**What is required**
Find the word "icon" in the records below. List each line containing it.
** Opening Source material block **
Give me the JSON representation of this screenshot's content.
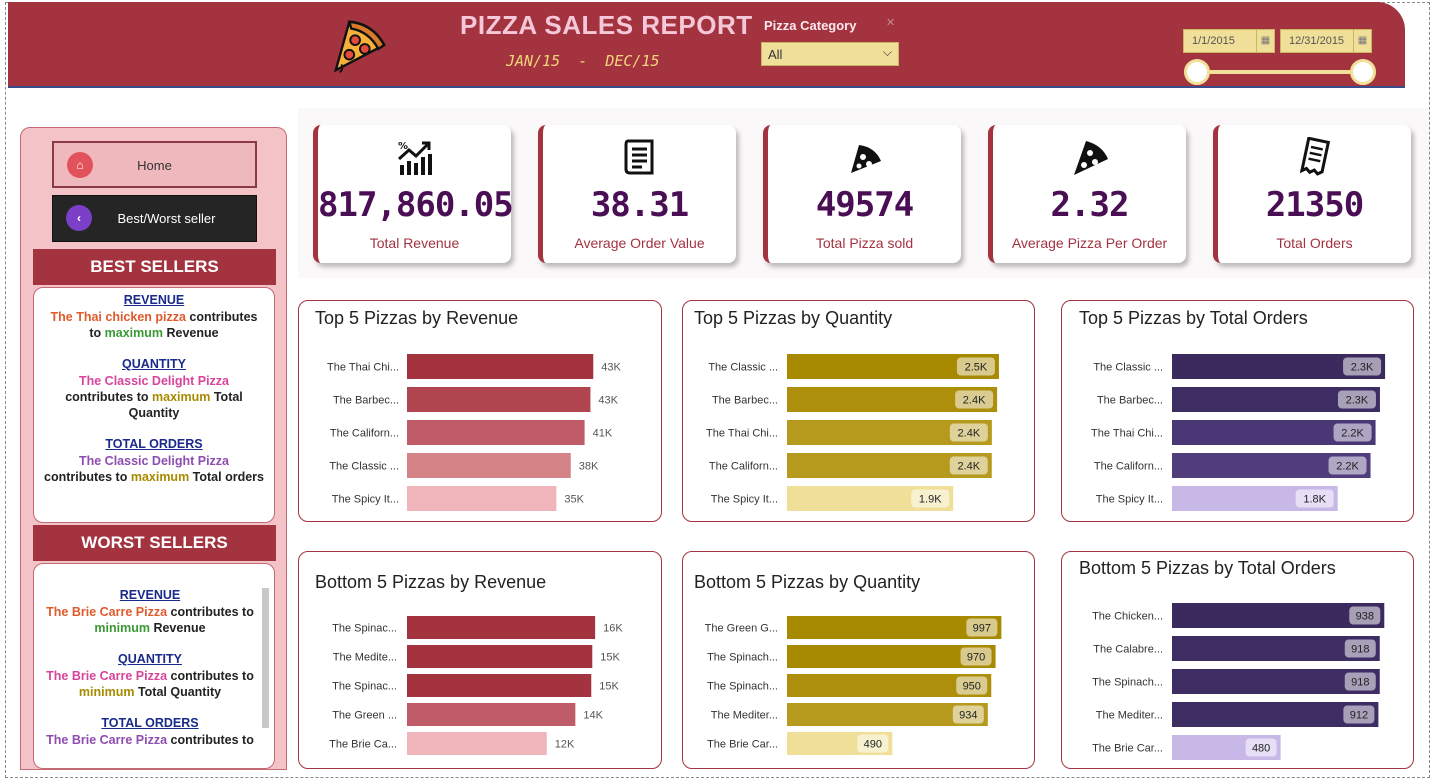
{
  "header": {
    "title": "PIZZA SALES REPORT",
    "subtitle": "JAN/15  -  DEC/15",
    "category_label": "Pizza Category",
    "category_value": "All",
    "date_start": "1/1/2015",
    "date_end": "12/31/2015"
  },
  "sidebar": {
    "home_label": "Home",
    "best_worst_label": "Best/Worst seller",
    "best_title": "BEST SELLERS",
    "worst_title": "WORST SELLERS",
    "best": {
      "revenue_head": "REVENUE",
      "revenue_pizza": "The Thai chicken pizza",
      "revenue_mid": " contributes to ",
      "revenue_key": "maximum",
      "revenue_end": " Revenue",
      "quantity_head": "QUANTITY",
      "quantity_pizza": "The Classic Delight Pizza",
      "quantity_mid": "contributes to ",
      "quantity_key": "maximum",
      "quantity_end": " Total Quantity",
      "orders_head": "TOTAL ORDERS",
      "orders_pizza": "The Classic Delight Pizza",
      "orders_mid": "contributes to ",
      "orders_key": "maximum",
      "orders_end": " Total orders"
    },
    "worst": {
      "revenue_head": "REVENUE",
      "revenue_pizza": "The Brie Carre Pizza",
      "revenue_mid": " contributes to ",
      "revenue_key": "minimum",
      "revenue_end": " Revenue",
      "quantity_head": "QUANTITY",
      "quantity_pizza": "The Brie Carre Pizza",
      "quantity_mid": " contributes to ",
      "quantity_key": "minimum",
      "quantity_end": " Total Quantity",
      "orders_head": "TOTAL ORDERS",
      "orders_pizza": "The Brie Carre Pizza",
      "orders_mid": " contributes to"
    }
  },
  "kpis": [
    {
      "value": "817,860.05",
      "label": "Total Revenue",
      "icon": "revenue-growth-icon"
    },
    {
      "value": "38.31",
      "label": "Average Order Value",
      "icon": "receipt-icon"
    },
    {
      "value": "49574",
      "label": "Total Pizza sold",
      "icon": "pizza-slice-icon"
    },
    {
      "value": "2.32",
      "label": "Average Pizza Per Order",
      "icon": "pizza-slice-icon"
    },
    {
      "value": "21350",
      "label": "Total Orders",
      "icon": "order-list-icon"
    }
  ],
  "colors": {
    "brand": "#A2333F",
    "kpi_value": "#4A0E55",
    "gold": "#F0DF98"
  },
  "chart_data": [
    {
      "id": "top-revenue",
      "type": "bar",
      "orientation": "horizontal",
      "title": "Top 5 Pizzas by Revenue",
      "categories": [
        "The Thai Chi...",
        "The Barbec...",
        "The Californ...",
        "The Classic ...",
        "The Spicy It..."
      ],
      "values": [
        43434,
        42768,
        41410,
        38180,
        34831
      ],
      "data_labels": [
        "43K",
        "43K",
        "41K",
        "38K",
        "35K"
      ],
      "xlim": [
        0,
        45000
      ],
      "colors": [
        "#A2333F",
        "#B04550",
        "#C05C67",
        "#D48487",
        "#EFB5BB"
      ],
      "label_style": "plain"
    },
    {
      "id": "top-quantity",
      "type": "bar",
      "orientation": "horizontal",
      "title": "Top 5 Pizzas by Quantity",
      "categories": [
        "The Classic ...",
        "The Barbec...",
        "The Thai Chi...",
        "The Californ...",
        "The Spicy It..."
      ],
      "values": [
        2453,
        2432,
        2371,
        2370,
        1924
      ],
      "data_labels": [
        "2.5K",
        "2.4K",
        "2.4K",
        "2.4K",
        "1.9K"
      ],
      "xlim": [
        0,
        2500
      ],
      "colors": [
        "#A88A00",
        "#AD8F0C",
        "#B59A1E",
        "#B59A1E",
        "#F0DF98"
      ],
      "label_style": "badge"
    },
    {
      "id": "top-orders",
      "type": "bar",
      "orientation": "horizontal",
      "title": "Top 5 Pizzas by Total Orders",
      "categories": [
        "The Classic ...",
        "The Barbec...",
        "The Thai Chi...",
        "The Californ...",
        "The Spicy It..."
      ],
      "values": [
        2329,
        2273,
        2225,
        2170,
        1811
      ],
      "data_labels": [
        "2.3K",
        "2.3K",
        "2.2K",
        "2.2K",
        "1.8K"
      ],
      "xlim": [
        0,
        2350
      ],
      "colors": [
        "#3B2A5E",
        "#3E2D63",
        "#4A3876",
        "#4F3D7C",
        "#C8B8E8"
      ],
      "label_style": "badge"
    },
    {
      "id": "bottom-revenue",
      "type": "bar",
      "orientation": "horizontal",
      "title": "Bottom 5 Pizzas by Revenue",
      "categories": [
        "The Spinac...",
        "The Medite...",
        "The Spinac...",
        "The Green ...",
        "The Brie Ca..."
      ],
      "values": [
        15596,
        15361,
        15277,
        13956,
        11588
      ],
      "data_labels": [
        "16K",
        "15K",
        "15K",
        "14K",
        "12K"
      ],
      "xlim": [
        0,
        16000
      ],
      "colors": [
        "#A2333F",
        "#A2333F",
        "#A2333F",
        "#C05C67",
        "#EFB5BB"
      ],
      "label_style": "plain"
    },
    {
      "id": "bottom-quantity",
      "type": "bar",
      "orientation": "horizontal",
      "title": "Bottom 5 Pizzas by Quantity",
      "categories": [
        "The Green G...",
        "The Spinach...",
        "The Spinach...",
        "The Mediter...",
        "The Brie Car..."
      ],
      "values": [
        997,
        970,
        950,
        934,
        490
      ],
      "data_labels": [
        "997",
        "970",
        "950",
        "934",
        "490"
      ],
      "xlim": [
        0,
        1000
      ],
      "colors": [
        "#A88A00",
        "#A88A00",
        "#AD8F0C",
        "#B59A1E",
        "#F0DF98"
      ],
      "label_style": "badge"
    },
    {
      "id": "bottom-orders",
      "type": "bar",
      "orientation": "horizontal",
      "title": "Bottom 5 Pizzas by Total Orders",
      "categories": [
        "The Chicken...",
        "The Calabre...",
        "The Spinach...",
        "The Mediter...",
        "The Brie Car..."
      ],
      "values": [
        938,
        918,
        918,
        912,
        480
      ],
      "data_labels": [
        "938",
        "918",
        "918",
        "912",
        "480"
      ],
      "xlim": [
        0,
        950
      ],
      "colors": [
        "#3B2A5E",
        "#3E2D63",
        "#3E2D63",
        "#3E2D63",
        "#C8B8E8"
      ],
      "label_style": "badge"
    }
  ]
}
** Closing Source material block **
**Exercise response**
      "icon": "revenue-growth-icon"
      "icon": "receipt-icon"
      "icon": "pizza-slice-icon"
      "icon": "pizza-slice-icon"
      "icon": "order-list-icon"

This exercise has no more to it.